Problem statement:
Set the records down again exactly, apart from any pictures in them.

[App and web page records]
┌──

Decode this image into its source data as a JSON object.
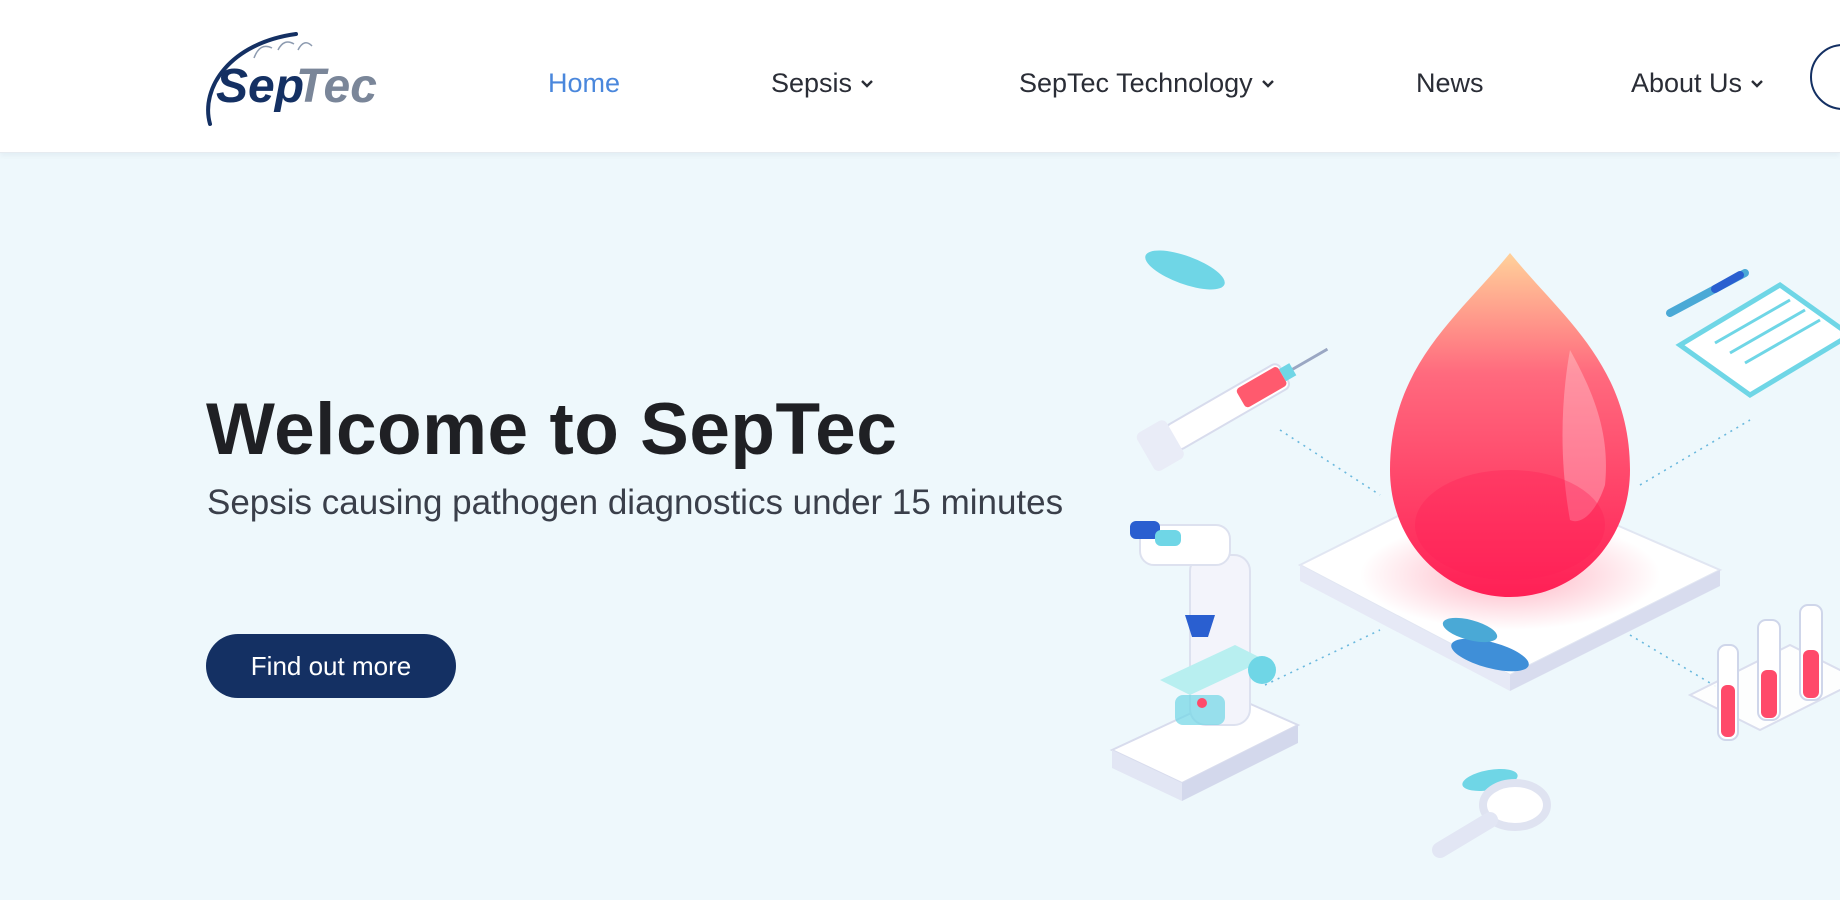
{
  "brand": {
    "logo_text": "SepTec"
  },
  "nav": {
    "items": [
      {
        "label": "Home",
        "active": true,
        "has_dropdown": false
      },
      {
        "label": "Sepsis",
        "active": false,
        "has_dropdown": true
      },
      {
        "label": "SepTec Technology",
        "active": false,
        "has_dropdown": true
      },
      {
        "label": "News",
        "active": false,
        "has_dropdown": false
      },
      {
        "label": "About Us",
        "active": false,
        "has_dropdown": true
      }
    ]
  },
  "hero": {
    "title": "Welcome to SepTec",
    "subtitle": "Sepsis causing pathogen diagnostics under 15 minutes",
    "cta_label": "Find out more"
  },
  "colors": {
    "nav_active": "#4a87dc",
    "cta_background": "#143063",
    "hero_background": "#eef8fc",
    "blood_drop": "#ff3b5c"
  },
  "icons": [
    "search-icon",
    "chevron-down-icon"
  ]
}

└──

Result:
Decode this image into its source data as a JSON object.
{
  "brand": {
    "logo_text": "SepTec"
  },
  "nav": {
    "items": [
      {
        "label": "Home",
        "active": true,
        "has_dropdown": false
      },
      {
        "label": "Sepsis",
        "active": false,
        "has_dropdown": true
      },
      {
        "label": "SepTec Technology",
        "active": false,
        "has_dropdown": true
      },
      {
        "label": "News",
        "active": false,
        "has_dropdown": false
      },
      {
        "label": "About Us",
        "active": false,
        "has_dropdown": true
      }
    ]
  },
  "hero": {
    "title": "Welcome to SepTec",
    "subtitle": "Sepsis causing pathogen diagnostics under 15 minutes",
    "cta_label": "Find out more"
  },
  "colors": {
    "nav_active": "#4a87dc",
    "cta_background": "#143063",
    "hero_background": "#eef8fc",
    "blood_drop": "#ff3b5c"
  },
  "icons": [
    "search-icon",
    "chevron-down-icon"
  ]
}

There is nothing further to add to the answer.